Accumulators are catalog-rated by gas volume when all oil is discharged and usually rated in quarts or gallons (i.e., 1 U.S. gallon= 231 cubic inches). The amount of oil that can be stored is approximately half the gas volume. Only a part of the stored oil can be used each cycle because the oil pressure decreases as oil is discharged. The problem in selecting accumulator size is to have sufficient capacity that system pres­ sure, at the end of the discharge, does not fall below a value that will do the job.

For illustration we are using an application in which accumulator oil will be used on the extension stroke of a cylinder to supplement the oil delivery from a pump, to increase speed. Retraction will be by pump volume alone. A fully charged accumula­ tor system pressure of 3,000 psi is assumed.

First, select cylinder bore for sufficient force not only at 3,000 psi but also at some selected lower pressure to which it will be allowed to fall during discharge. Next, calculate the number of cubic inches of oil required to fill the cylinder cav­ity during its extension stroke. Using the time, in seconds, allowed for the full extension stroke, calculate the cubic inches of oil that can be obtained for the pump alone. Subtract the calculated pump volume from the cylinder volume to find the volume of oil required from the accumulator. Use Table 5-l to find how many cubic inches of oil would be supplied from a 1-gallon accumulator before its terminal pressure dropped below the minimum acceptable pressure level. A 5- gallon accumulator would supply five times this volume. Finally, divide this fig­ ure into the total cubic inches needed for the application. This is the minimum rated gallon size of accumulator capacity.

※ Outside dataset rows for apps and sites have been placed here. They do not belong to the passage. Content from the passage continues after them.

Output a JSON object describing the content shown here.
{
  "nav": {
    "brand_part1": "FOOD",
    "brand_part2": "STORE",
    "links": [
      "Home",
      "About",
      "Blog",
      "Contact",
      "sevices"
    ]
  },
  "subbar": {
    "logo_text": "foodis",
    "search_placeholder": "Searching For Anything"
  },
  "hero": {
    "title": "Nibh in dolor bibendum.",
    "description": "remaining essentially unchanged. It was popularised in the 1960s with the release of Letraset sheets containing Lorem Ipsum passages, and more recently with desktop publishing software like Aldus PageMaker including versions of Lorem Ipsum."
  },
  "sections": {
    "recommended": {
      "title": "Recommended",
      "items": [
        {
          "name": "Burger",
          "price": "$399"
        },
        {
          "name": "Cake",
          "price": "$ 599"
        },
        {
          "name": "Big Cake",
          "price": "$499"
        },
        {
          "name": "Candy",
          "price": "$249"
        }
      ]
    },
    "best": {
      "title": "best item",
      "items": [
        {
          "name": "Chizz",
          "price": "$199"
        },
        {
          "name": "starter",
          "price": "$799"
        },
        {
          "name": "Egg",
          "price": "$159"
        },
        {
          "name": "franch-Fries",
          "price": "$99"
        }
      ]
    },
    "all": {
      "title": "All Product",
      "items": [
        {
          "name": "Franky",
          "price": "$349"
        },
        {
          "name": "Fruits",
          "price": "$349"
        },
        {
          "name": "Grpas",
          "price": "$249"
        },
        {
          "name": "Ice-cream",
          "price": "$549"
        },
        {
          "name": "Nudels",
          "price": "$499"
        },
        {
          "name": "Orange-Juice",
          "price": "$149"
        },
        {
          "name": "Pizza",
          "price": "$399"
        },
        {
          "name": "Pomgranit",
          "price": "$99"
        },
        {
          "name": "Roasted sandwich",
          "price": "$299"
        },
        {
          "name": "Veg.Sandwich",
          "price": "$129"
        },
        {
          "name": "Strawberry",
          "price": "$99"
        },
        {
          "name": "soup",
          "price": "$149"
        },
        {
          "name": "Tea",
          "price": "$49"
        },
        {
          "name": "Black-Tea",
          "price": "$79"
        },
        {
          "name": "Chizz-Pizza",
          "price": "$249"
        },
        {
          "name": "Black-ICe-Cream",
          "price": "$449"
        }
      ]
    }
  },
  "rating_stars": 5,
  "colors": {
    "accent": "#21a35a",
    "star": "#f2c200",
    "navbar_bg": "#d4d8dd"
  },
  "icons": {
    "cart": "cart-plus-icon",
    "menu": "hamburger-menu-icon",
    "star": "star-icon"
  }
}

Select at least the next larger standard size for your application.

To solve for oil recovery from any size accumulator, under any system pressure and any precharge level, use the formula

FLUID POWER DYNAMICS-0294

where D is cubic inches of oil discharge; P 1 is precharge pressure in psi; P 2 is system pressure after volume D has been discharged; P 3 is maximum system pressure at full accumulator charge; V1 is catalog-rated gas volume, in cubic inches; and 0.95 is assumed accumulator efficiency.

FLUID POWER DYNAMICS-0295

As oil is pumped into the accumulator, compressing the nitrogen, the nitrogen tem­ perature increases (Charles’ law). Therefore, the amount of oil stored will not be quite as much as calculated with Boyle’s law unless sufficient time is allowed for the accu­ mulator to cool to atmospheric temperature. Likewise, when oil is discharged, the expanding nitrogen is cooled. So the discharge volume will not be quite as high as calculated with Boyle’s law. In the table and formula above, an allowance of 5 percent has been included as a safety factor. After making a size calculation from the table, allow enough extra capacity for contingencies.

Incoming search terms:

Related posts:

System and process requirements:Introduction to variable speed concept
Compressed Air Transmission and Treatment:Inducted contaminants
Compressed Air Transmission and Treatment:Humidity control and Theory of coalescing filters
Particle degradation:Pneumatic conveying data and Experimental details
Pipelines and valves:Pipeline material,Hygiene and Hoses
Operating problems:Rotary valves and Flow control
Design procedures:The influence of pipeline bore
Design procedures:The use of test data in system design
HYDRAULIC FLUIDS:PURPOSE OF THE HYDRAULIC FLUID
Actuators:rotary actuators
Sequencing Applications:more complex sequences
PROPERTIES OF PURE SUBSTANCES:INTERNAL ENERGY, ENTHALPY, AND SPECIFIC HEATS OF IDEAL GASES
POWER AND REFRIGER A TION CYCLES:THE CARNOT CYCLE AND ITS VALUE IN ENGINEERING
FORCED CONVECTION:FLOW ACROSS CYLINDERS AND SPHERES
FORCED CONVECTION:LAMINAR FLOW IN TUBES

Leave a comment

Your email address will not be published. Required fields are marked *